Gradual slope up to higher passes
Bill Coyle, East Renfrewshire Council's school management officer, has a mission. The authority's target of five or more Standard grade 1-4 passes is already set at 88 per cent, 11 per cent above the national average. Now it is piloting a scheme whereby 5-14 targets are derived from targets set for Standard grade Credit and General passes. Standardised testing of pupils as early as Primary 3 is one way of raising attainment.
"If you are expected to be twice the national average in S4 you have to be the same in S2 and in primary school," says Mr Coyle. "That means the learning gradient should be turned up in primary, so that it's a case of a smoother gradient leading up to Standard grades and Higher Still, rather than a shallow rise and a sudden leap, especially for Highers."
Maintaining the differential means 90 per cent of primary pupils achieving their 5-14 levels in reading, writing and mathematics, which is 10 per cent above national targets.
"It's unfair to set easy targets and, given our track record to date, we should be able to make a better contribution to national targets than, for example, an area like Glasgow with an average clothing grant of around 50 per cent," says Mr Coyle.
This is not to say that East Renfrewshire does not have pockets of deprivation, as John Wilson, the head of services, point outs.
"While we are going for a 90 per cent average for primary schools, with some individual school targets being as high as 97 per cent, there are schools like Carlibar primary (linked to Barrhead High School) where there is a clothing grant of 86 per cent and their target has been set at 70 per cent.
"That said, it is my firm belief that good practice - no matter where you are - will always produce results."
One example of this, says Mr Coyle, is St John's Primary in Barrhead which, despite being in an area of deprivation (clothing grant of 39 per cent), is achieving above both the national and the local authority set targets.
"You have to compare like with like. It's well ahead of similar schools. Why? Because it is a well-managed school, which shows good leadership and a hardworking staff.
"The benefit of our standardised tests is that we can indentify best practice like this and spread it, bearing in mind that it is unfair if deprived schools are not benchmarked against similar schools.

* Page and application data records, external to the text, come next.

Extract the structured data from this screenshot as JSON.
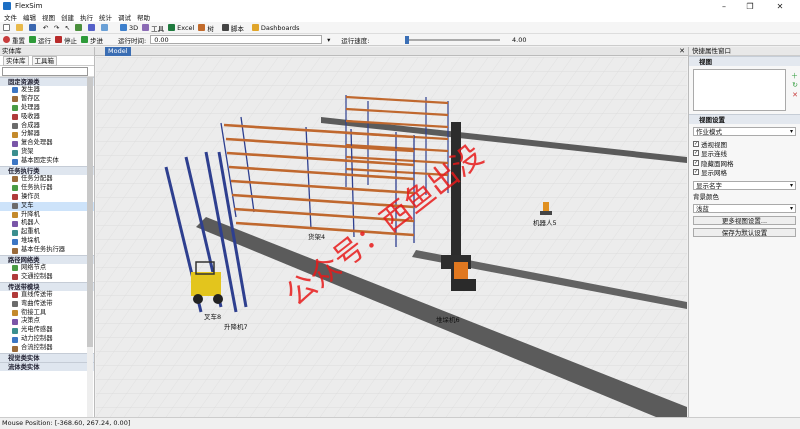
{
  "window": {
    "title": "FlexSim"
  },
  "menu": [
    "文件",
    "编辑",
    "视图",
    "创建",
    "执行",
    "统计",
    "调试",
    "帮助"
  ],
  "toolbar": {
    "btn_3d": "3D",
    "btn_tools": "工具",
    "btn_excel": "Excel",
    "btn_tree": "树",
    "btn_script": "脚本",
    "btn_dashboards": "Dashboards"
  },
  "runbar": {
    "reset": "重置",
    "run": "运行",
    "stop": "停止",
    "step": "步进",
    "time_label": "运行时间:",
    "time_value": "0.00",
    "speed_label": "运行速度:",
    "speed_value": "4.00"
  },
  "library": {
    "title": "实体库",
    "tabs": [
      "实体库",
      "工具箱"
    ],
    "sections": [
      {
        "name": "固定资源类",
        "items": [
          "发生器",
          "暂存区",
          "处理器",
          "吸收器",
          "合成器",
          "分解器",
          "复合处理器",
          "货架",
          "基本固定实体"
        ]
      },
      {
        "name": "任务执行类",
        "items": [
          "任务分配器",
          "任务执行器",
          "操作员",
          "叉车",
          "升降机",
          "机器人",
          "起重机",
          "堆垛机",
          "基本任务执行器"
        ]
      },
      {
        "name": "路径网络类",
        "items": [
          "网络节点",
          "交通控制器"
        ]
      },
      {
        "name": "传送带模块",
        "items": [
          "直线传送带",
          "弯曲传送带",
          "衔接工具",
          "决策点",
          "光电传感器",
          "动力控制器",
          "合流控制器"
        ]
      },
      {
        "name": "视觉类实体",
        "items": []
      },
      {
        "name": "流体类实体",
        "items": []
      }
    ],
    "selected": "叉车"
  },
  "model_tab": "Model",
  "scene_labels": {
    "rack": "货架4",
    "robot": "机器人5",
    "asrs": "堆垛机6",
    "forklift": "叉车8",
    "elevator": "升降机7"
  },
  "watermark": "公众号：西鱼出没",
  "properties": {
    "title": "快捷属性窗口",
    "sec_view": "视图",
    "sec_settings": "视图设置",
    "mode": "作业模式",
    "checks": [
      {
        "label": "透视视图",
        "checked": true
      },
      {
        "label": "显示连线",
        "checked": true
      },
      {
        "label": "隐藏面网格",
        "checked": true
      },
      {
        "label": "显示网格",
        "checked": true
      }
    ],
    "display_label": "显示名字",
    "bg_label": "背景颜色",
    "bg_value": "浅蓝",
    "btn_more": "更多视图设置...",
    "btn_save": "保存为默认设置"
  },
  "status": {
    "mouse": "Mouse Position: [-368.60, 267.24, 0.00]"
  },
  "colors": {
    "accent": "#3a6db3",
    "rack_frame": "#2e3f8f",
    "rack_shelf": "#c0682e",
    "track": "#595959"
  }
}
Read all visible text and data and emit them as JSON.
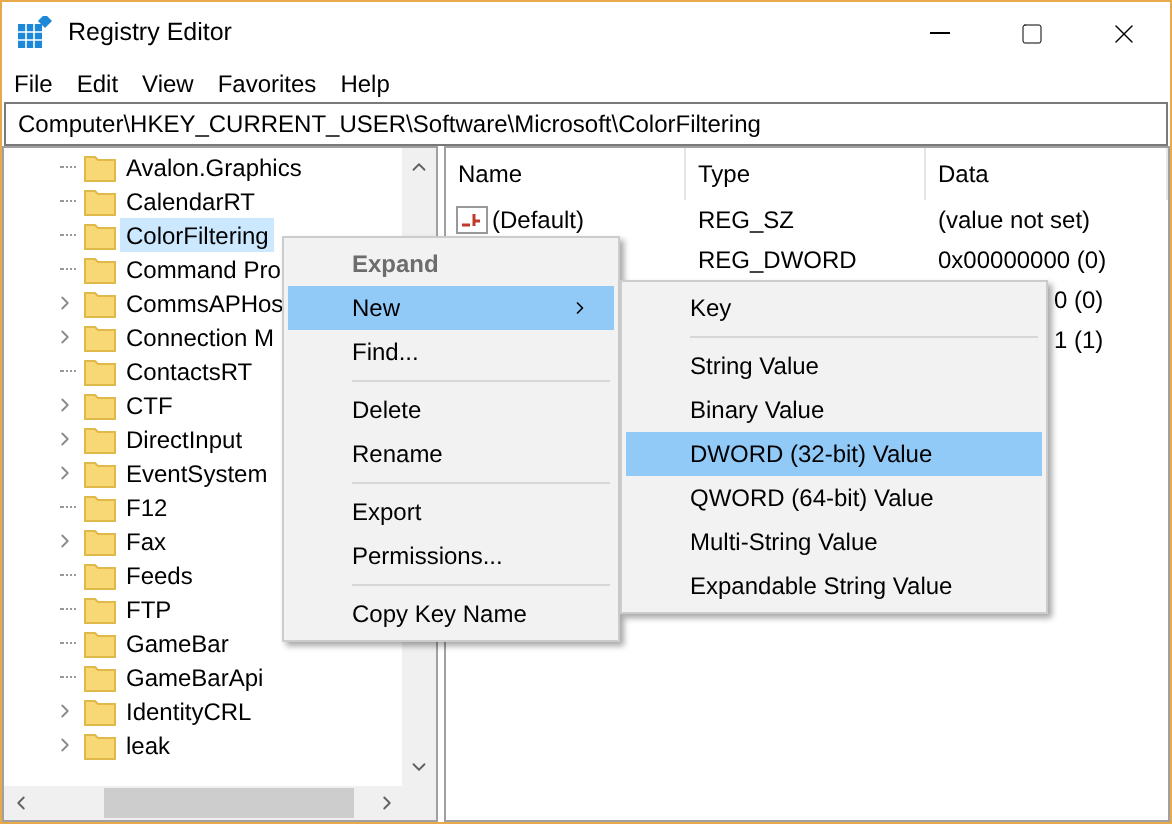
{
  "window": {
    "title": "Registry Editor"
  },
  "menu_bar": [
    "File",
    "Edit",
    "View",
    "Favorites",
    "Help"
  ],
  "address_bar": "Computer\\HKEY_CURRENT_USER\\Software\\Microsoft\\ColorFiltering",
  "tree": {
    "items": [
      {
        "label": "Avalon.Graphics",
        "expandable": false,
        "selected": false
      },
      {
        "label": "CalendarRT",
        "expandable": false,
        "selected": false
      },
      {
        "label": "ColorFiltering",
        "expandable": false,
        "selected": true
      },
      {
        "label": "Command Pro",
        "expandable": false,
        "selected": false
      },
      {
        "label": "CommsAPHos",
        "expandable": true,
        "selected": false
      },
      {
        "label": "Connection M",
        "expandable": true,
        "selected": false
      },
      {
        "label": "ContactsRT",
        "expandable": false,
        "selected": false
      },
      {
        "label": "CTF",
        "expandable": true,
        "selected": false
      },
      {
        "label": "DirectInput",
        "expandable": true,
        "selected": false
      },
      {
        "label": "EventSystem",
        "expandable": true,
        "selected": false
      },
      {
        "label": "F12",
        "expandable": false,
        "selected": false
      },
      {
        "label": "Fax",
        "expandable": true,
        "selected": false
      },
      {
        "label": "Feeds",
        "expandable": false,
        "selected": false
      },
      {
        "label": "FTP",
        "expandable": false,
        "selected": false
      },
      {
        "label": "GameBar",
        "expandable": false,
        "selected": false
      },
      {
        "label": "GameBarApi",
        "expandable": false,
        "selected": false
      },
      {
        "label": "IdentityCRL",
        "expandable": true,
        "selected": false
      },
      {
        "label": "leak",
        "expandable": true,
        "selected": false
      }
    ]
  },
  "values": {
    "columns": [
      "Name",
      "Type",
      "Data"
    ],
    "rows": [
      {
        "kind": "string",
        "name": "(Default)",
        "type": "REG_SZ",
        "data": "(value not set)"
      },
      {
        "kind": "hidden",
        "type": "REG_DWORD",
        "data": "0x00000000 (0)"
      },
      {
        "kind": "hidden",
        "data": "0 (0)"
      },
      {
        "kind": "hidden",
        "data": "1 (1)"
      }
    ]
  },
  "context_menu": {
    "items": [
      {
        "kind": "item",
        "label": "Expand",
        "default": true,
        "disabled": true,
        "selected": false,
        "has_submenu": false
      },
      {
        "kind": "item",
        "label": "New",
        "default": false,
        "disabled": false,
        "selected": true,
        "has_submenu": true
      },
      {
        "kind": "item",
        "label": "Find...",
        "default": false,
        "disabled": false,
        "selected": false,
        "has_submenu": false
      },
      {
        "kind": "separator"
      },
      {
        "kind": "item",
        "label": "Delete",
        "default": false,
        "disabled": false,
        "selected": false,
        "has_submenu": false
      },
      {
        "kind": "item",
        "label": "Rename",
        "default": false,
        "disabled": false,
        "selected": false,
        "has_submenu": false
      },
      {
        "kind": "separator"
      },
      {
        "kind": "item",
        "label": "Export",
        "default": false,
        "disabled": false,
        "selected": false,
        "has_submenu": false
      },
      {
        "kind": "item",
        "label": "Permissions...",
        "default": false,
        "disabled": false,
        "selected": false,
        "has_submenu": false
      },
      {
        "kind": "separator"
      },
      {
        "kind": "item",
        "label": "Copy Key Name",
        "default": false,
        "disabled": false,
        "selected": false,
        "has_submenu": false
      }
    ]
  },
  "submenu": {
    "items": [
      {
        "kind": "item",
        "label": "Key",
        "selected": false
      },
      {
        "kind": "separator"
      },
      {
        "kind": "item",
        "label": "String Value",
        "selected": false
      },
      {
        "kind": "item",
        "label": "Binary Value",
        "selected": false
      },
      {
        "kind": "item",
        "label": "DWORD (32-bit) Value",
        "selected": true
      },
      {
        "kind": "item",
        "label": "QWORD (64-bit) Value",
        "selected": false
      },
      {
        "kind": "item",
        "label": "Multi-String Value",
        "selected": false
      },
      {
        "kind": "item",
        "label": "Expandable String Value",
        "selected": false
      }
    ]
  }
}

"Using S4 attainment to set targets at earlier stages, we have a system of standardised testing which is used for P3, P5, P7 and S2, each key stage of 5-14. We give a test in reading, spelling, maths and this year for the first time in writng."
The primary tests are given in February, the S2 tests at Easter to prepare the pupils for transfer into S3 Standard grade course work. The authority has been testing at P5 for three years and for two years at the other stages.
"It provides good management information for benchmarking and assessing teaching and learning because you get an individual profile of each pupil," says Mr Coyle. "It provides robust information for senior management, for class teachers, parents and pupils."
He continues: "For the primary tests we use both commercial, national tests and our own standardised tests developed in liaison with Edinburgh University and in close consultation with head and class teachers.
"Ideally, it would be best to have off-the-shelf national benchmark tests and I think they'll come eventually. We would like to benchmark outwith as well as across our authority. It's targets that drive up attainment," he says.
The standardised tests are processed and marked centrally by volunteer (paid) teachers. They are delivered by senior school management rather than the class teacher ("to make the testing more independent"), but in an informal way to get a better measure of potential. It is, says Mr Coyle, better that the youngsters don't know they are being tested.
Mr Wilson says: "We think our system is more objective and provides evidence which you maybe don't get if each school is selecting its own tests from a bank where the teacher can choose within a range of easier or more difficult tests depending on what level they think the class is at. We test the pupils' potential and not the teachers' expectations.
"Our figures are more accurate than Government ones, because they're more objective and the information you can extrapolate is more accurate.
"We'll always be 10 points above the national figure, but we don't choose the national figure. It's flawed. It's pulled out of a hat, whereas we believe in our authority figure. We have a justifiable framework to set our targets.
"In any case, it is authorities who should be set targets by the Government and not individual schools directly," he says.
Mr Coyle says there is now "a greater focus on core skills" because of this system of standardised testing. "The primary schools and primary specialists are now looking more closely at course content and how we deliver in the classroom within the 5-14 guidelines, and the national concern with writing has led us to introduce writing tests this year."
"We've had a very positive response from senior management, from teachers and from parents," says Mr Wilson. "Parents wanted sharper information on their children's progress in key basic skills and now we are enabling the schools to provide this."